Most of these injury claims will of course be minor but inevitably some will involve life changing injuries. With the vast majority of visitors to trampoline parks under the age of 16 - and with the recent changes in the discount rate - companies insuring these parks will need to be prepared for some particularly expensive claims landing on their books. Trampoline parks should also be aware and check the limitation of their public liability cover as these significant claims may considerably exceed their policy indemnity - leaving them with significant cost implications too.
Operators insist that the number of injuries is very small relative to the total number of users with accidents reportedly around 1 in every 100. But if visitors do top 15m as the IATP suggest, this could be as many as 150,000 accidents, and therefore potential claims!
Improvements to Safety Standards
The British Standards Institution has now published its first set of standards for trampoline parks. The new Trampoline Safety Standards (issued only in March this year) have been welcomed and provide publically available guidance on what standards should be expected for the construction of fixed indoor trampoline parks, as well as the day-to-day park operating and maintenance requirements. As of August 2017, any trampoline park will need to comply with the BSI standards to join the IATP. So potential visitors are advised to check for an IATP sticker on the door of any trampoline park before they enter.

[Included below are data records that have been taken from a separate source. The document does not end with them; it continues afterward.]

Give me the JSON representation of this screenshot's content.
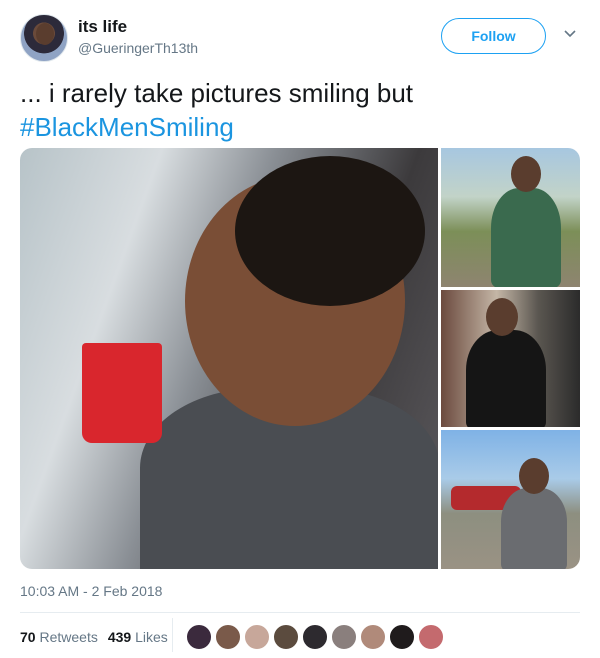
{
  "user": {
    "display_name": "its life",
    "handle": "@GueringerTh13th"
  },
  "follow_label": "Follow",
  "tweet": {
    "text": "... i rarely take pictures smiling but",
    "hashtag": "#BlackMenSmiling"
  },
  "timestamp": "10:03 AM - 2 Feb 2018",
  "stats": {
    "retweets_count": "70",
    "retweets_label": "Retweets",
    "likes_count": "439",
    "likes_label": "Likes"
  },
  "colors": {
    "accent": "#1da1f2",
    "hashtag": "#1b95e0",
    "muted": "#657786"
  },
  "likers": [
    "#3b2a3d",
    "#7a5a4a",
    "#c7a79a",
    "#5b4b3e",
    "#2d2a2f",
    "#8a7f7d",
    "#b08a7a",
    "#1f1b1c",
    "#c46a6e"
  ]
}
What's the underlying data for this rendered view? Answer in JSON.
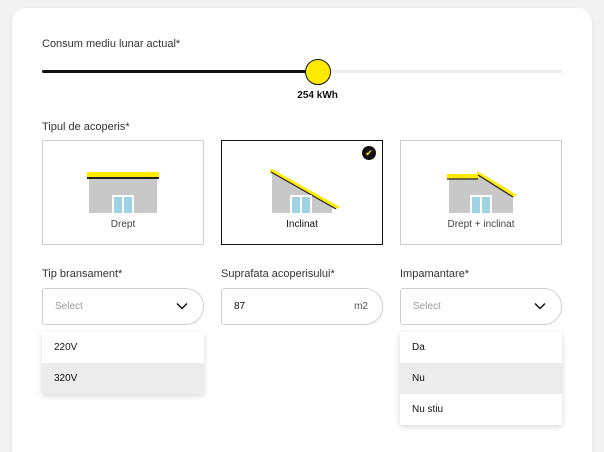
{
  "consumption": {
    "label": "Consum mediu lunar actual*",
    "value_label": "254 kWh",
    "fraction": 0.53
  },
  "roof": {
    "label": "Tipul de acoperis*",
    "options": [
      {
        "label": "Drept"
      },
      {
        "label": "Inclinat"
      },
      {
        "label": "Drept + inclinat"
      }
    ],
    "selected_index": 1
  },
  "connection": {
    "label": "Tip bransament*",
    "placeholder": "Select",
    "options": [
      "220V",
      "320V"
    ],
    "highlighted_index": 1
  },
  "area": {
    "label": "Suprafata acoperisului*",
    "value": "87",
    "unit": "m2"
  },
  "grounding": {
    "label": "Impamantare*",
    "placeholder": "Select",
    "options": [
      "Da",
      "Nu",
      "Nu stiu"
    ],
    "highlighted_index": 1
  },
  "colors": {
    "accent": "#ffea00",
    "dark": "#111111",
    "wall": "#c8c8c8",
    "window": "#9fd3e3"
  }
}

Essentially the standards introduce the following requirements, highlighting the things that people should look out for when choosing a trampoline park to visit:
- A risk acknowledgement and disclaimer (hopefully written in clear and concise plain English)
- Safety briefings from staff (again probably not a looped stick man video in a communal area)
- 1:20 ratio of jumpers per court monitor (perhaps helpfully monitors who will also be fully trained)
- All activities must be staffed
- Is the area where you get on and off the trampolines soft under foot?
- Are the staff engaged in the activity of looking out for safety concerns?
- Is the park clean and well maintained?
- Is the park well lit?
- Are there any jumps over 2m high into foam pits or air bags?
Risk versus benefit
It must follow that the social benefit of encouraging our children to engage more in physical exercise outweighs the risks involved in trampolining - as long as those risks are appropriately managed. But with the lack of cases before the court, we just don’t know how liberally the court will apply the Compensation Act 2006 and the concept of balancing social desirability with the minimisation of risk.
It may help temper certain claims when the court looks to weigh the precautions available to minimise the risk of trampolining, against those that might actually stop or deter a desirable activity from being undertaken. Whatever the court’s approach is likely to be, they will need to be conscious not to deter this socially beneficial activity. But as always, it will be a question of fact, degree and judgement in each individual case that will determine it rather than the social desirability of the activity. So, how efficiently and conscientiously the parks can demonstrate they adhere to the new standards will be a key consideration for the courts.
Common sense and the application of the common law concept of what is reasonable must be the first port of call in considering these claims. Trampolining is inherently risky and it would be impossible to eradicate those risks. The BSI standards are at least a clear steer for the first time of what trampoline parks can and should be doing to ensure their visitors are reasonably safe, and will provide a valuable reference point to those assessing claims as to whether there is some likely culpability on the part of the park for injuries sustained whilst bounding around like a lunatic!